There are at time of writing 52,443 financial transactions from 9 councils in the OpenlyLocal database. And that’s not all, there’s also the following features:
- Each transaction is tied to a supplier record for the council, and increasingly these are linked to company info (including their company number), or other councils (there’s a lot of money being transferred between councils), and users can add information about the supplier if we haven’t matched it up.
- Every transaction, supplier and company has a permanent unique URL and is available as XML and JSON
- We’ve sorted out some of the date issues (adding a date fuzziness field for those councils who don’t specify when in the month or quarter a transaction relates to).
- Transactions are linked to the URL from which the file was downloaded (and usually the line number too, though obviously this is not possible if we’ve had to extract it from a PDF), meaning anyone else can recreate the dataset should they want to.
- There’s an increasing amount of analysis, showing ordinary users spending by month, biggest suppliers and transactions, for example.
- The whole spending dataset is available as a single, zipped CSV file to download for anyone else to use.
- It’s all open data.
There are a couple of features Stuart mentions that we haven’t yet implemented, for good reason.
First, we’re not yet publishing it as linked data, for the simple reason that the vocabulary hasn’t yet been defined, nor even the standards on which it will be based. When this is done, we’ll add this as a representation.
And although we use standard identifiers such as SNAC ids for councils (and wards) on OpenlyLocal, the URL structure Stuart mentions is not yet practical, in part because SNAC ids doesn’t cover all authorities (doesn’t include the GLA, or other public bodies, for example), and only a tiny fraction of councils are publishing their internal transaction ids.

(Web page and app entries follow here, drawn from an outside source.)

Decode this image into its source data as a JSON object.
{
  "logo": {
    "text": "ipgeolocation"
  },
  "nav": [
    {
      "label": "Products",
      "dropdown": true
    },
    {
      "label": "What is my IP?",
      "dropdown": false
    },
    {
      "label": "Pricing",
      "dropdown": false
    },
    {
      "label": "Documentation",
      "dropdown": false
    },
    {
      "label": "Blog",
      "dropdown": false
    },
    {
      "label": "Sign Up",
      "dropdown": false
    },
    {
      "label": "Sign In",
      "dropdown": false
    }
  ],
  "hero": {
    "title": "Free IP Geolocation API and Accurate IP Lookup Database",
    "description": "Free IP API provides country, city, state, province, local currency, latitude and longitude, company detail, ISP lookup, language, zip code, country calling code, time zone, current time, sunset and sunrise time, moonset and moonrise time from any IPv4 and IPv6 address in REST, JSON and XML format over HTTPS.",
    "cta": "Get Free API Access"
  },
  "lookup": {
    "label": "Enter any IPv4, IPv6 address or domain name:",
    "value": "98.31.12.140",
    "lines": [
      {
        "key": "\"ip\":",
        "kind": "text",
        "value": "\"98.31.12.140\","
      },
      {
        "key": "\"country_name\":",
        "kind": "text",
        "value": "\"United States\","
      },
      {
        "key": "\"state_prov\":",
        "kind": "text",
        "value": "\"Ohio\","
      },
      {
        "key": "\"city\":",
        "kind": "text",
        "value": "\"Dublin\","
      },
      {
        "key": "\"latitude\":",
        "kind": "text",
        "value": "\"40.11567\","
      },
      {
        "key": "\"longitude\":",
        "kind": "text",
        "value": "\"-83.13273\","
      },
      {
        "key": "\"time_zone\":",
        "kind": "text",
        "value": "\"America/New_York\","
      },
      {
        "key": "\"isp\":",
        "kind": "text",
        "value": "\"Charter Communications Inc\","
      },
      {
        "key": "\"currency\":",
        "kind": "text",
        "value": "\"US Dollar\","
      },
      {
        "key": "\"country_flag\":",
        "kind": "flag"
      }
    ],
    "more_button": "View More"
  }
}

But all in all, we reckon we’re pretty much there with Stuart’s wish list, and would hope that councils can get on with extracting the raw data, publishing it in an open, machine-readable format (such as CSV), and then move to linked data as their resources allow.